Here in San Diego County, most police departments say they don’t go out of their way to ask the immigration status of people they come into contact. But immigration agents have been stationed in county jails for more than a decade.
Local police chiefs, such as San Diego’s Shelley Zimmerman, can say their departments do not check the immigration status of victims of crimes to encourage all people to come forward, but that is not always what happens.
Take the case of Elena Cabrera of Escondido: In 2011, the mother of four called Escondido police when her live-in boyfriend attacked her. Both were taken to the Vista jail. He, a legal resident, was released a few days later. She, an undocumented immigrant, was turned over to immigration agents and put in removal proceedings. Cabrera was lucky because she was able to contact an immigration attorney, and her deportation was averted.
Already the state is seeing the effects of the Trump administration’s immigration plans, according to law enforcement officials.
In a recent Los Angeles Times story, Los Angeles Police Chief Charlie Beck said reports of sexual assault dropped 25 percent among the city’s Latino population in the beginning of 2017. He said reports of domestic violence also fell 10 percent. He said there was a “strong correlation” between the drop and the panic in the community over ramped-up ICE deportations.

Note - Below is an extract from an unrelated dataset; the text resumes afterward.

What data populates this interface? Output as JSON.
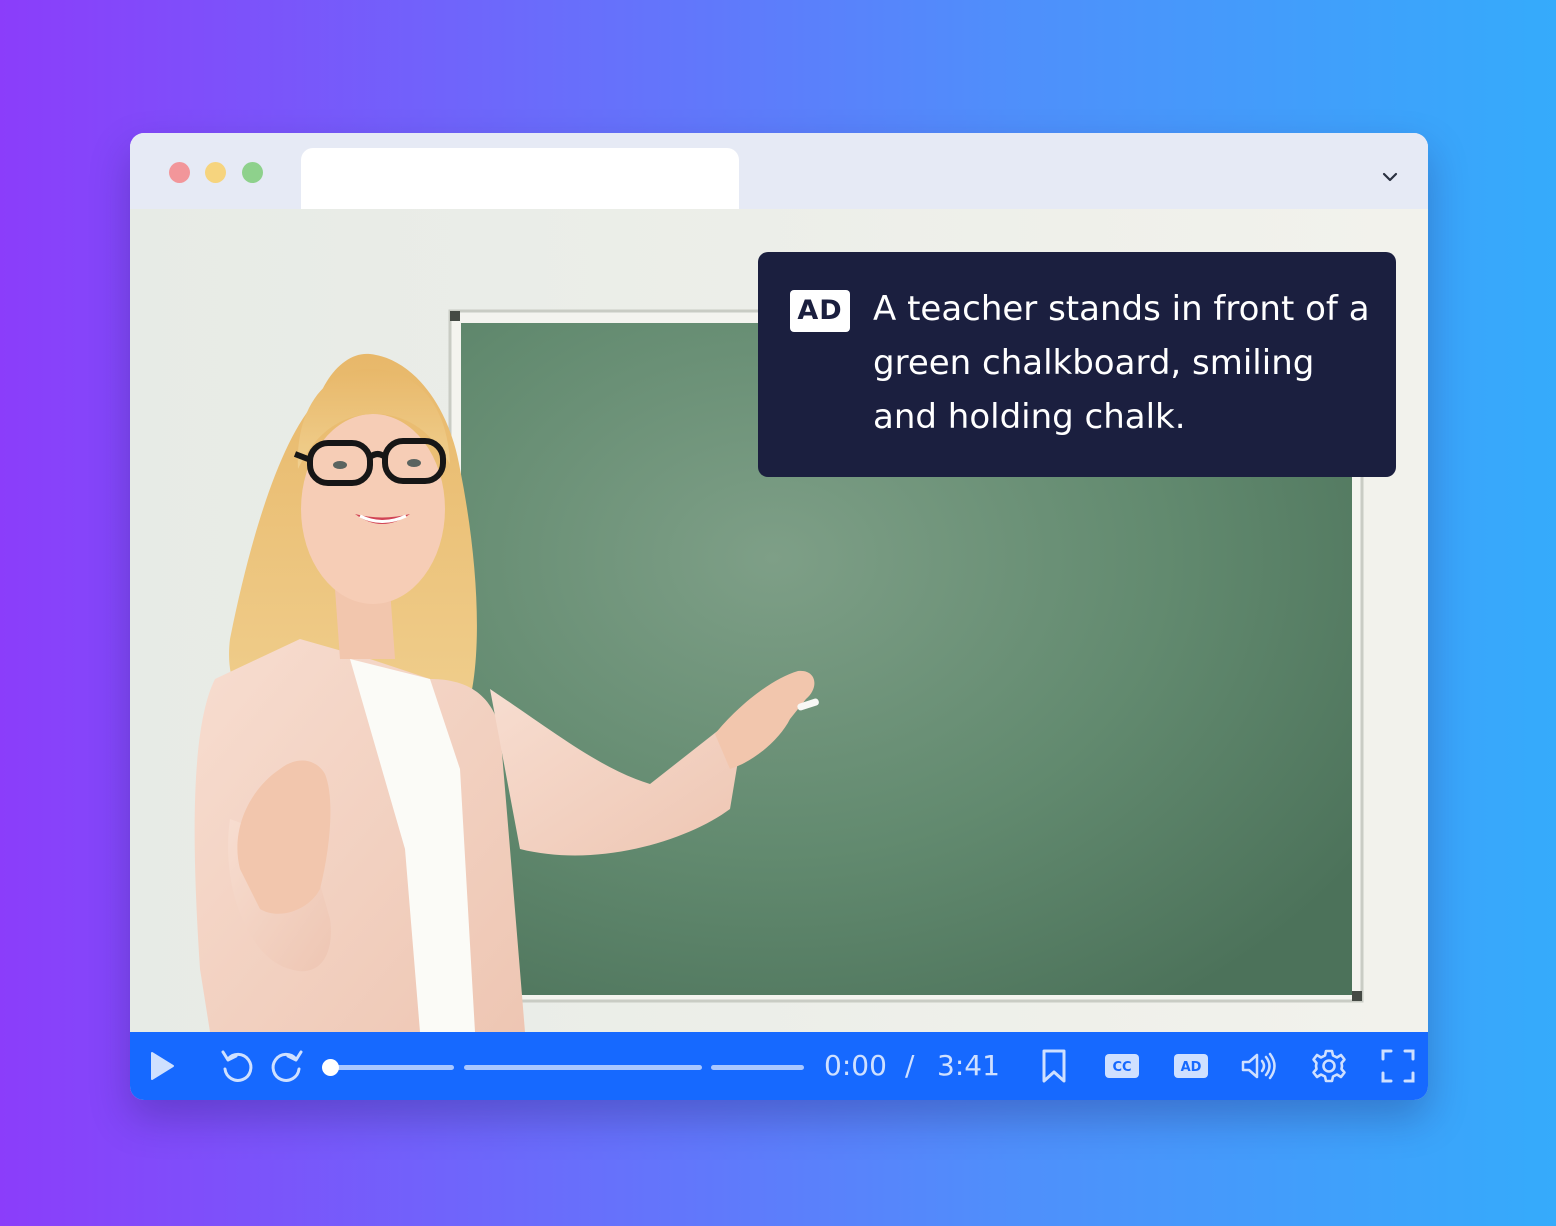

Ramped up immigration enforcement and blurred lines between local police and federal immigration authorities have already broken up too many families. In the future, California must be a shining example for the rest of the country – a place where people feel safe regardless of what they look like, where they come from, or how they speak.
California must draw a bright line between local police and federal immigration agents, making sure victims of crime and witnesses in investigations don’t get deported or refuse to come forward because they fear being deported.
The law would rightly remove immigration agents from jails. We need that in California.
SB 54 is that bright line.
—Norma Chavez-Peterson is executive director of the ACLU of San Diego and Imperial Counties.